  • an assessment of whether the scheme is in the public interest
  • any other matters that the appointed person considers relevant

Subject level TEF have been delayed by an additional year but will be piloted in 17/18 and 18/19.

UKRI: will operate from April 2018 and is expected to commence by drafting its research and innovation strategy in collaboration with the sector. Research England will have to consult on the terms and conditions attached to the quality-related funding it provides. The government must publish details of the funding provided to UKRI, the terms and conditions attached, and the amount granted to each of the seven councils. This is designed to give public oversight of the process, and to encourage responsible allocation of funding to the different councils. The dual support system will not be undermined. The Act enshrines the Haldane principle within the legislation ‘decisions on individual research proposals are best taken following an evaluation of the quality and likely impact of the proposals (such as a peer review process)’. UKRI should give equal regard to all nations of the UK.

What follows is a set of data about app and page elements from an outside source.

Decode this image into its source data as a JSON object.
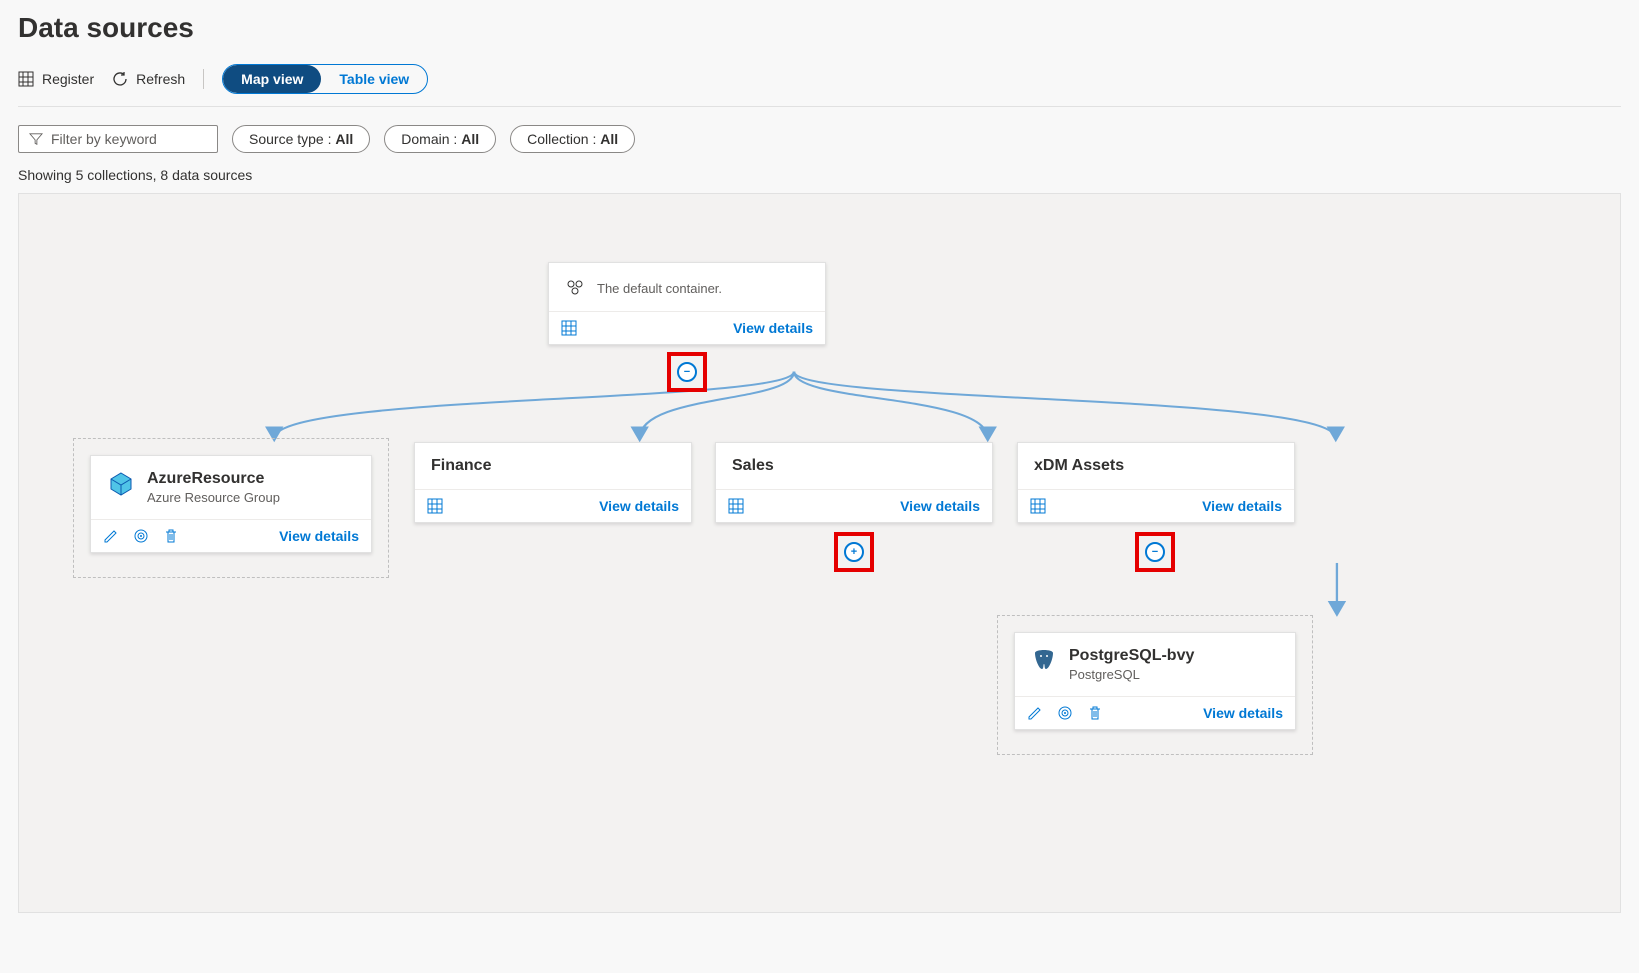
{
  "page": {
    "title": "Data sources"
  },
  "toolbar": {
    "register": "Register",
    "refresh": "Refresh",
    "view_map": "Map view",
    "view_table": "Table view"
  },
  "filters": {
    "keyword_placeholder": "Filter by keyword",
    "source_type_label": "Source type : ",
    "source_type_value": "All",
    "domain_label": "Domain : ",
    "domain_value": "All",
    "collection_label": "Collection : ",
    "collection_value": "All"
  },
  "status": "Showing 5 collections, 8 data sources",
  "labels": {
    "view_details": "View details"
  },
  "nodes": {
    "root": {
      "subtitle": "The default container."
    },
    "azure": {
      "title": "AzureResource",
      "subtitle": "Azure Resource Group"
    },
    "finance": {
      "title": "Finance"
    },
    "sales": {
      "title": "Sales"
    },
    "xdm": {
      "title": "xDM Assets"
    },
    "pg": {
      "title": "PostgreSQL-bvy",
      "subtitle": "PostgreSQL"
    }
  },
  "expand": {
    "minus": "−",
    "plus": "+"
  }
}
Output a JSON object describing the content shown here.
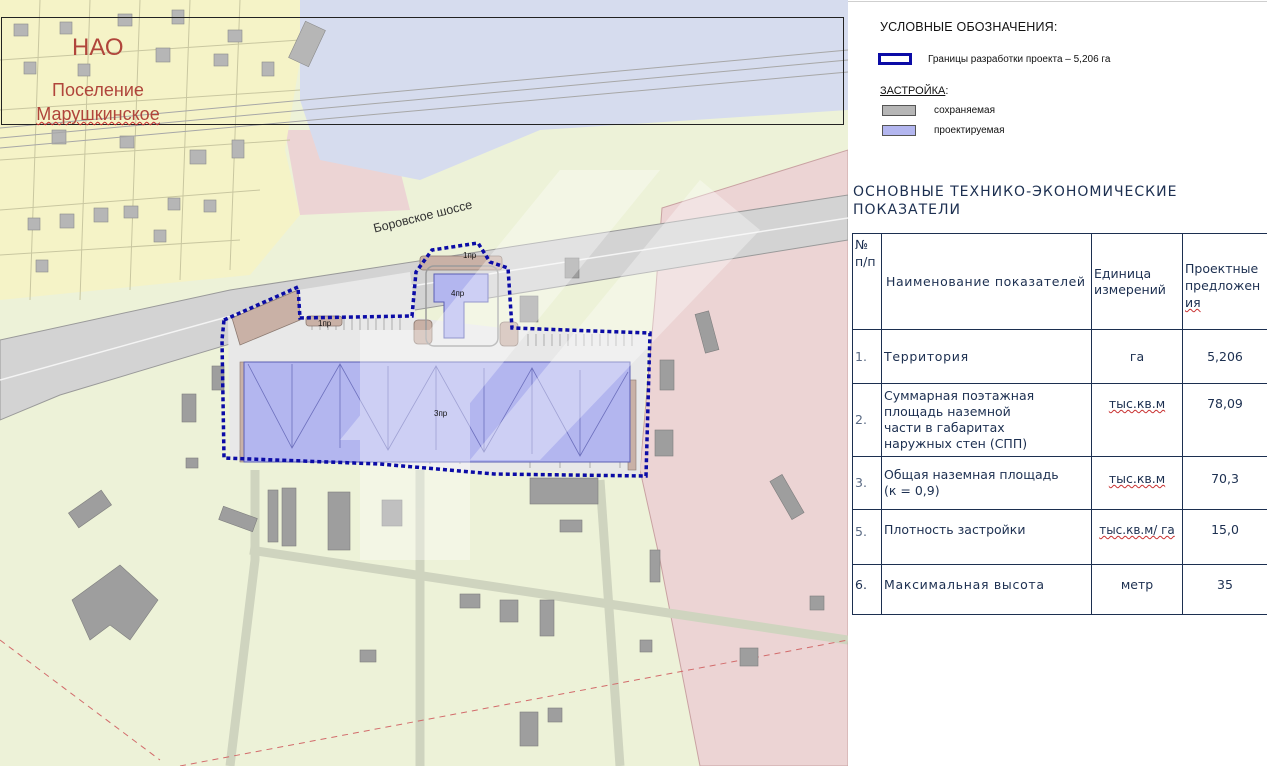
{
  "map": {
    "district": "НАО",
    "settlement_line1": "Поселение",
    "settlement_line2": "Марушкинское",
    "road_name": "Боровское шоссе",
    "building_labels": [
      "1пр",
      "4пр",
      "1пр",
      "3пр"
    ],
    "colors": {
      "project_border": "#0b0ba6",
      "kept_building": "#b6b6b6",
      "planned_building": "#b3b6ef",
      "residential_zone": "#f5f3c7",
      "industrial_zone": "#edf2d8",
      "road": "#d3d3d3",
      "pink_zone": "#ecd4d4"
    }
  },
  "legend": {
    "title": "УСЛОВНЫЕ ОБОЗНАЧЕНИЯ:",
    "border_label": "Границы разработки проекта – 5,206 га",
    "development_heading": "ЗАСТРОЙКА",
    "development_colon": ":",
    "kept_label": "сохраняемая",
    "planned_label": "проектируемая"
  },
  "indicators": {
    "title": "ОСНОВНЫЕ ТЕХНИКО-ЭКОНОМИЧЕСКИЕ ПОКАЗАТЕЛИ",
    "headers": {
      "num_line1": "№",
      "num_line2": "п/п",
      "name": "Наименование показателей",
      "unit": "Единица измерений",
      "value_line1": "Проектные",
      "value_line2": "предложен",
      "value_line3": "ия"
    },
    "rows": [
      {
        "num": "1.",
        "name": "Территория",
        "unit": "га",
        "value": "5,206"
      },
      {
        "num": "2.",
        "name_line1": "Суммарная поэтажная",
        "name_line2": "площадь наземной",
        "name_line3": "части в габаритах",
        "name_line4": "наружных стен (СПП)",
        "unit": "тыс.кв.м",
        "value": "78,09"
      },
      {
        "num": "3.",
        "name_line1": "Общая наземная площадь",
        "name_line2": "(к = 0,9)",
        "unit": "тыс.кв.м",
        "value": "70,3"
      },
      {
        "num": "5.",
        "name": "Плотность застройки",
        "unit": "тыс.кв.м/ га",
        "value": "15,0"
      },
      {
        "num": "6.",
        "name": "Максимальная высота",
        "unit": "метр",
        "value": "35"
      }
    ]
  }
}
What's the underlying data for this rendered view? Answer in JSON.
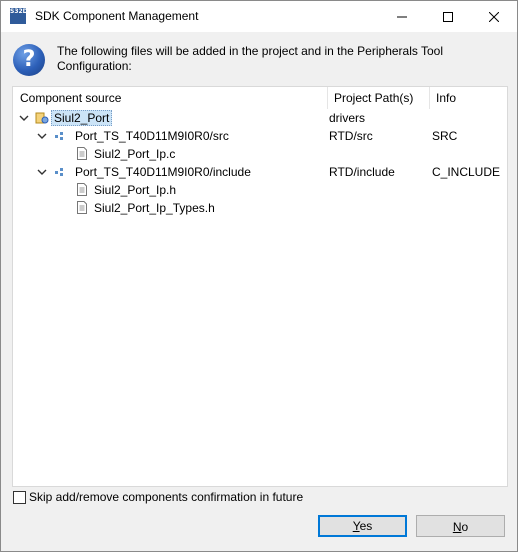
{
  "window": {
    "title": "SDK Component Management",
    "app_icon": "S32DS",
    "controls": [
      "minimize-icon",
      "maximize-icon",
      "close-icon"
    ]
  },
  "message": {
    "icon": "question-icon",
    "text": "The following files will be added in the project and in the Peripherals Tool Configuration:"
  },
  "table": {
    "headers": [
      "Component source",
      "Project Path(s)",
      "Info"
    ],
    "rows": [
      {
        "label": "Siul2_Port",
        "path": "drivers",
        "info": "",
        "icon": "component-icon",
        "expanded": true,
        "selected": true
      },
      {
        "label": "Port_TS_T40D11M9I0R0/src",
        "path": "RTD/src",
        "info": "SRC",
        "icon": "package-icon",
        "expanded": true
      },
      {
        "label": "Siul2_Port_Ip.c",
        "path": "",
        "info": "",
        "icon": "file-icon"
      },
      {
        "label": "Port_TS_T40D11M9I0R0/include",
        "path": "RTD/include",
        "info": "C_INCLUDE",
        "icon": "package-icon",
        "expanded": true
      },
      {
        "label": "Siul2_Port_Ip.h",
        "path": "",
        "info": "",
        "icon": "file-icon"
      },
      {
        "label": "Siul2_Port_Ip_Types.h",
        "path": "",
        "info": "",
        "icon": "file-icon"
      }
    ]
  },
  "skip_checkbox": {
    "label": "Skip add/remove components confirmation in future",
    "checked": false
  },
  "buttons": {
    "yes_mnemonic": "Y",
    "yes_rest": "es",
    "no_mnemonic": "N",
    "no_rest": "o"
  }
}
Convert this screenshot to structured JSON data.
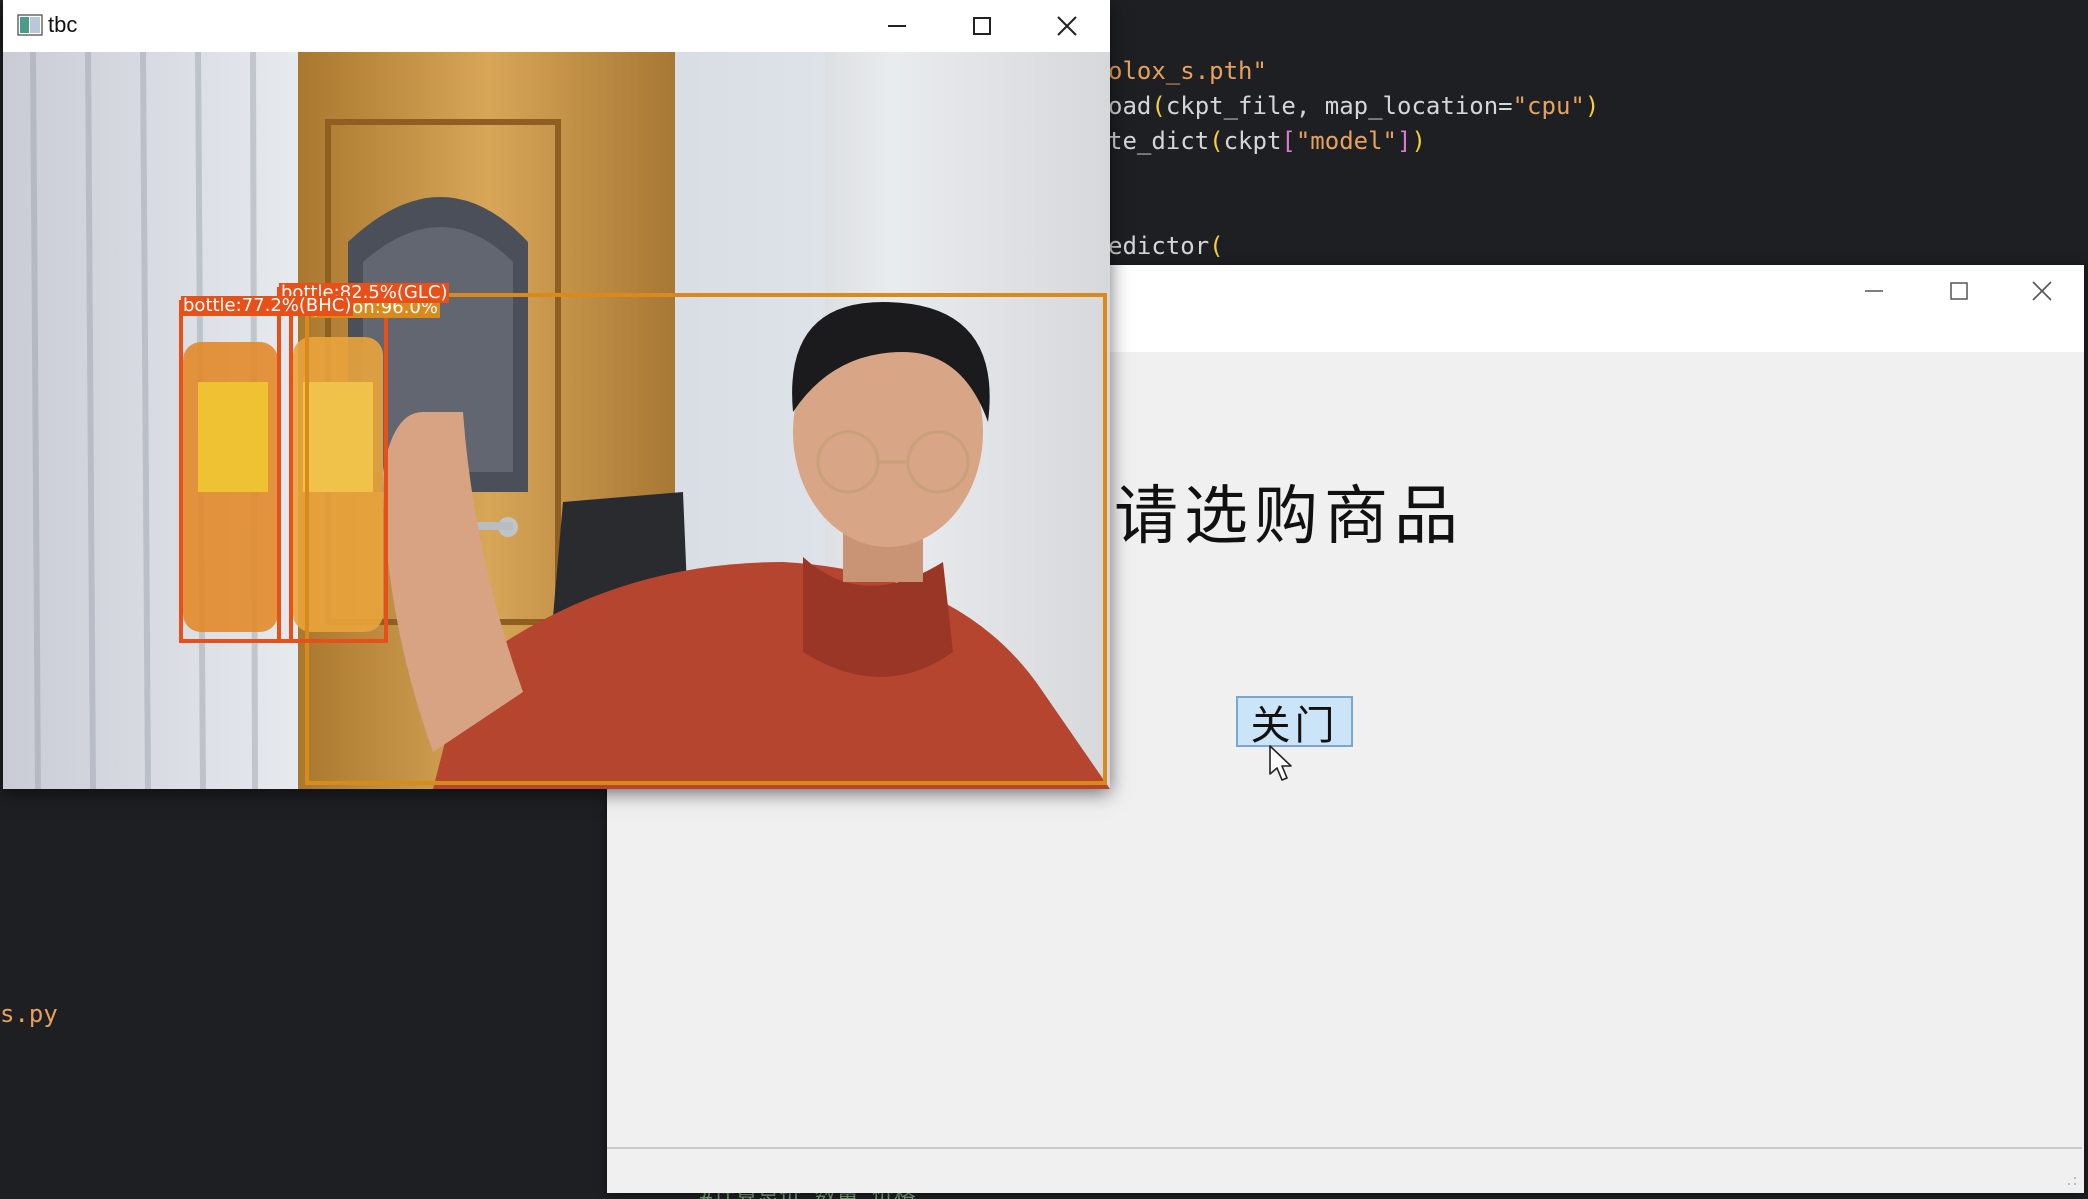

Widening Participation – The Social Mobility Commission have published the Social Mobility Barometer surveying the public’s attitude towards UK social mobility. The Barometer is new and there will be follow up polls each year until 2021. It was run by YouGov. Press coverage: BBC; TES focus on the belief education will be better in the future.

  • 48% of the public believe that where you end up in society today is mainly determined by your background and who your parents are; 32% believe everyone has a fair chance to get on regardless of their background.
  • 79% believe that there is a large gap between the social classes in Britain today.
  • A large majority of people believe that poorer people are held back at nearly every stage of their lives – from childhood, through education and into their careers.
  • 71% believe opportunity is dependent on where a person lives (something the government’s intended Industrial Strategy aims to tackle)
  • Young people increasingly feel they are on the wrong side of a profound unfairness in British society. The report links this dissatisfaction with the recent election where record numbers of young people voted.
  • Personal finances, job security and housing are key issues.
  • 76% of the public say poorer people are less likely to attend a top university and 66% say poorer people have less opportunity for a professional career.

Fees and Funding

The House of Commons Library have published a clear briefing paper on HE funding in England. It covers the 2012/13 higher fee increase, removal of maintenance grants and student loan repayment threshold decisions. It also summarises the public spend on HE (within England) and the impact of student loans on the national debt.

Jane Forster                                   Sarah Carter

VC’s Policy Adviser                                    Policy & Public Affairs Officer